There was a resort-like structure and a small tea shop quite near the top. With rain clouds everywhere threatening to fire the grenades of rain drops, tea was a much needed thing. But the clouds still hesitated except for a few drops, and it was another day of no significant rain; another day of monsoon failure or the curse of the Lords of the rain. The wind was strong though, and even the grass bowed down to it as if the master of that small world had arrived. The fog was powerful enough to make it all feel so unclear; the beauty of nature still showed its face in between. The green colour was not easily hidden and the rocks sometimes gave the effect of watching a black and white version. The uncertainty of rain still prevailed. The power of the wind was good enough to bring back the memories of “Ode to the West Wind”, as if it was also a destroyer and a preserver, and carried our words, our ideas all the way to distant areas of the hills. The world was still, and everything looked stuck like a newer Operating System working in an older computer, until the wind had arrived. The wind and the fog created that new scene of beauty; as if it was West Wind’s twin brother, or at least a cousin; even the possibility of a double role or re-incarnation cannot be ignored.

As the journey happened in the morning itself, there was almost a complete lack of tourists around there. It was only by the time we were leaving, that people started arriving, not in groups, but in two motor-bikes and three cars which were clearly checked for ground clearance by the magnificient tester that is Ilaveezhapoonjira. There is the need for better roads ending the tragedy of cars, and there would surely be more visitors – the need for pubicity is also there, but that factor is surely being worked on right now. But when the roads remain like that even at a time that there is less rain, one has to wonder what monsoon would do to it sooner or later. Even an alternative, a longer, but better road would be a better solution. But the practical solution would be to repair them immediately, or see a few mad tourists.
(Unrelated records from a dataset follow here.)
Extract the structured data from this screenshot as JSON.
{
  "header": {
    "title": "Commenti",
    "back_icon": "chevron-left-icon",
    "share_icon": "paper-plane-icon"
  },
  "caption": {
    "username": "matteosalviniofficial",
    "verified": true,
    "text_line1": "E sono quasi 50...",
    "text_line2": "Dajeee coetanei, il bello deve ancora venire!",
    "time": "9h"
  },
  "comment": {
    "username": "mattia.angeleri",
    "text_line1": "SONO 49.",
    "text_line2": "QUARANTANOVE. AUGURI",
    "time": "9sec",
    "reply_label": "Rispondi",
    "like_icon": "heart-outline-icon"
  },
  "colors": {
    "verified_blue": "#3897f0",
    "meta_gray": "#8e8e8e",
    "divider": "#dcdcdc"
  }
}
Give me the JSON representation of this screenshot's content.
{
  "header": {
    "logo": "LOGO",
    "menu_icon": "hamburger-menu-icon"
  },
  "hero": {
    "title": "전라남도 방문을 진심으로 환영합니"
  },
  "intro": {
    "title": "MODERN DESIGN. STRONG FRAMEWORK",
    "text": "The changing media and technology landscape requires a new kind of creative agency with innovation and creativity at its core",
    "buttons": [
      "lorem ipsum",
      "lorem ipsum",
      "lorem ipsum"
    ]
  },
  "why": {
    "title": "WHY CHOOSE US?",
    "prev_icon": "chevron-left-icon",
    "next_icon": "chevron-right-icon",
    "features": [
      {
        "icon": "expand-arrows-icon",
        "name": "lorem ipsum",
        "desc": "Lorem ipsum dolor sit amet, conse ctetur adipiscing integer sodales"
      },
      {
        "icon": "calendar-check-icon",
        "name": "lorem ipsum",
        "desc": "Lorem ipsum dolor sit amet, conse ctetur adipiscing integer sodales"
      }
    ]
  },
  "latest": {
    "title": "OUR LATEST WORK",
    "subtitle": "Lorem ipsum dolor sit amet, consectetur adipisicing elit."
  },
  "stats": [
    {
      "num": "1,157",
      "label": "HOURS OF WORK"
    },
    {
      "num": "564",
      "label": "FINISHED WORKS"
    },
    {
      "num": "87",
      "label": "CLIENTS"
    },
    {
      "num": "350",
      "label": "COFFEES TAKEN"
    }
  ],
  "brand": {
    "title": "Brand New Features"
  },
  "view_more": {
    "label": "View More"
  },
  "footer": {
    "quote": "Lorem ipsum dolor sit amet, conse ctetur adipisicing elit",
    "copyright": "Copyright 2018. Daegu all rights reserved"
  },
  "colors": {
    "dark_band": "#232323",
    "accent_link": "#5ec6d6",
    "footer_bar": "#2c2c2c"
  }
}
Robert Frost might consider this route as the road not to be taken, rather than the road not taken; but in that part of the world where even the most travelled roads needs lots of repair, that would be so much to expect, knowing the negative results in advance.
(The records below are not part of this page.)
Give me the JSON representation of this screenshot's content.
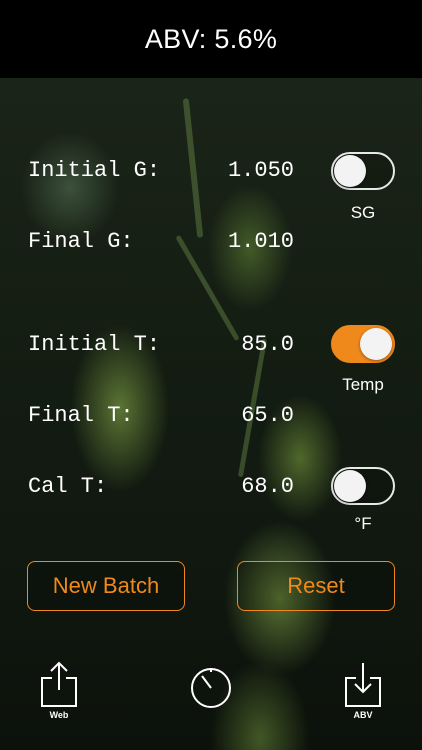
{
  "header": {
    "title": "ABV: 5.6%"
  },
  "rows": [
    {
      "label": "Initial G:",
      "value": "1.050"
    },
    {
      "label": "Final G:",
      "value": "1.010"
    },
    {
      "label": "Initial T:",
      "value": "85.0"
    },
    {
      "label": "Final T:",
      "value": "65.0"
    },
    {
      "label": "Cal T:",
      "value": "68.0"
    }
  ],
  "toggles": [
    {
      "label": "SG",
      "on": false
    },
    {
      "label": "Temp",
      "on": true
    },
    {
      "label": "°F",
      "on": false
    }
  ],
  "buttons": {
    "new_batch": "New Batch",
    "reset": "Reset"
  },
  "toolbar": {
    "web_label": "Web",
    "abv_label": "ABV"
  },
  "icons": {
    "share": "share-icon",
    "timer": "timer-icon",
    "download": "download-icon"
  },
  "colors": {
    "accent": "#f0891c",
    "text": "#ffffff",
    "header_bg": "#000000"
  }
}
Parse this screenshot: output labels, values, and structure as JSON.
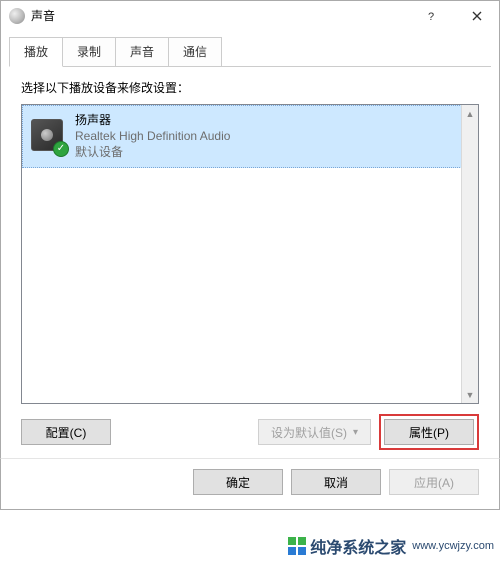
{
  "window": {
    "title": "声音"
  },
  "tabs": [
    "播放",
    "录制",
    "声音",
    "通信"
  ],
  "active_tab_index": 0,
  "instruction": "选择以下播放设备来修改设置：",
  "devices": [
    {
      "name": "扬声器",
      "driver": "Realtek High Definition Audio",
      "status": "默认设备",
      "status_icon": "check-default"
    }
  ],
  "buttons": {
    "configure": "配置(C)",
    "set_default": "设为默认值(S)",
    "properties": "属性(P)",
    "ok": "确定",
    "cancel": "取消",
    "apply": "应用(A)"
  },
  "watermark": {
    "brand": "纯净系统之家",
    "url": "www.ycwjzy.com"
  }
}
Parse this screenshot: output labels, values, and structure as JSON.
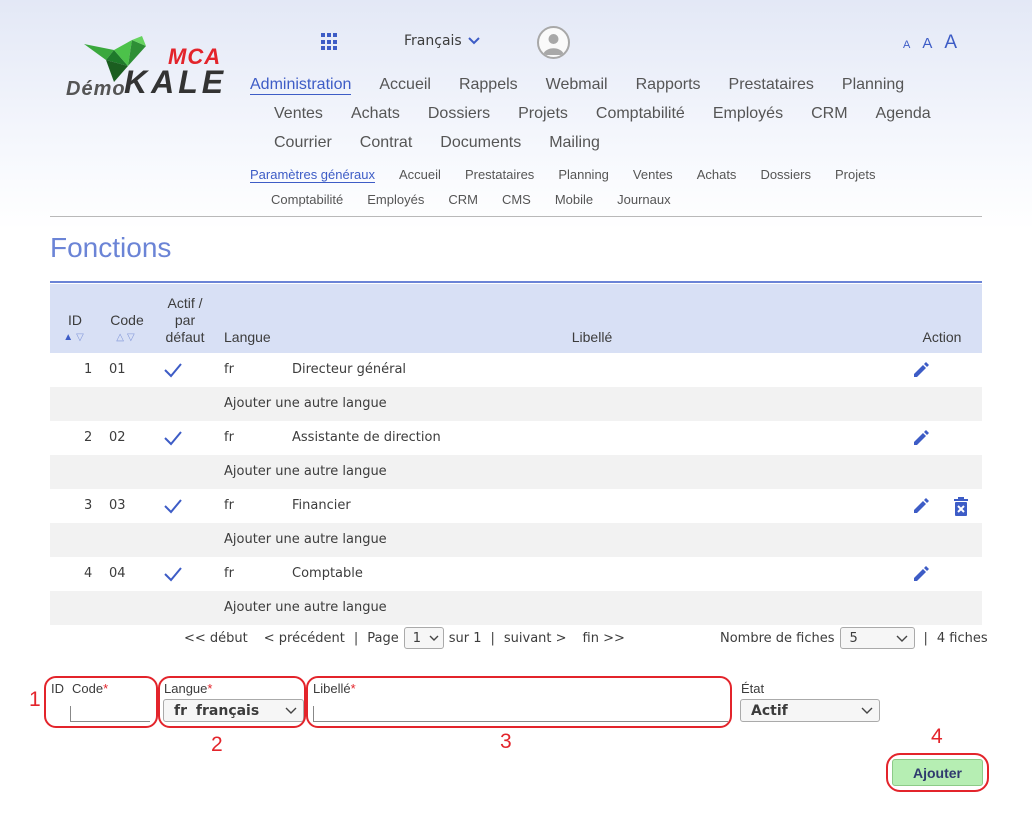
{
  "logo": {
    "demo": "Démo",
    "mca": "MCA",
    "kale": "KALE"
  },
  "header": {
    "language": "Français",
    "font_sizes": [
      "A",
      "A",
      "A"
    ]
  },
  "main_nav": {
    "row1": [
      "Administration",
      "Accueil",
      "Rappels",
      "Webmail",
      "Rapports",
      "Prestataires",
      "Planning"
    ],
    "row2": [
      "Ventes",
      "Achats",
      "Dossiers",
      "Projets",
      "Comptabilité",
      "Employés",
      "CRM",
      "Agenda"
    ],
    "row3": [
      "Courrier",
      "Contrat",
      "Documents",
      "Mailing"
    ]
  },
  "sub_nav": {
    "row1": [
      "Paramètres généraux",
      "Accueil",
      "Prestataires",
      "Planning",
      "Ventes",
      "Achats",
      "Dossiers",
      "Projets"
    ],
    "row2": [
      "Comptabilité",
      "Employés",
      "CRM",
      "CMS",
      "Mobile",
      "Journaux"
    ]
  },
  "page": {
    "title": "Fonctions"
  },
  "table": {
    "headers": {
      "id": "ID",
      "code": "Code",
      "actif_1": "Actif /",
      "actif_2": "par",
      "actif_3": "défaut",
      "langue": "Langue",
      "libelle": "Libellé",
      "action": "Action"
    },
    "rows": [
      {
        "id": "1",
        "code": "01",
        "actif": true,
        "langue": "fr",
        "libelle": "Directeur général",
        "deletable": false
      },
      {
        "id": "2",
        "code": "02",
        "actif": true,
        "langue": "fr",
        "libelle": "Assistante de direction",
        "deletable": false
      },
      {
        "id": "3",
        "code": "03",
        "actif": true,
        "langue": "fr",
        "libelle": "Financier",
        "deletable": true
      },
      {
        "id": "4",
        "code": "04",
        "actif": true,
        "langue": "fr",
        "libelle": "Comptable",
        "deletable": false
      }
    ],
    "add_language": "Ajouter une autre langue"
  },
  "pagination": {
    "first": "<< début",
    "prev": "< précédent",
    "page_label": "Page",
    "page_value": "1",
    "of": "sur 1",
    "next": "suivant >",
    "last": "fin >>",
    "records_label": "Nombre de fiches",
    "records_value": "5",
    "total": "4 fiches"
  },
  "form": {
    "id_label": "ID",
    "code_label": "Code",
    "langue_label": "Langue",
    "langue_code": "fr",
    "langue_name": "français",
    "libelle_label": "Libellé",
    "etat_label": "État",
    "etat_value": "Actif",
    "required_mark": "*",
    "submit": "Ajouter"
  },
  "annotations": [
    "1",
    "2",
    "3",
    "4"
  ],
  "colors": {
    "accent": "#3d5cc6",
    "title": "#6b84d6",
    "header_bg": "#d8e0f5",
    "annotation": "#e3242b",
    "submit_bg": "#b6eeb3"
  }
}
To be frank, none of these made the journey a failure, or a disappointment. All of these blended into a significant one-day trip which gave the mind much to remember for the next few days. There were not many different scenes, but just the same scene with frequent change of climate – with sunshine, clouds, powerful wind and the mystic fog supported by a little rain having a guest appearance. There was no shortage of that awesome poetic effect created by nature. I was being Ulysses or Odysseus, identified more by Lord Alfred Tennyson’s version rather than the others. I was also made weak, not by age, but by time and the world around me, and I was there to strive, to seek and not to yield. I had my small group of mariners, not of the sea, but of the land and the name nomads would suit us better, and on on that occasion, we were closer to that name both in spirit and also by the physical status. There were no Lotos-eaters though, not then, may be we could have seen similar people in the twilight, but that was not something this Ulysses had any interest in; as he was no war hero and his kingdom was absurd for many, for all the historians, poets and novelists wouldn’t have his name in their works.

Diving out —>

TeNy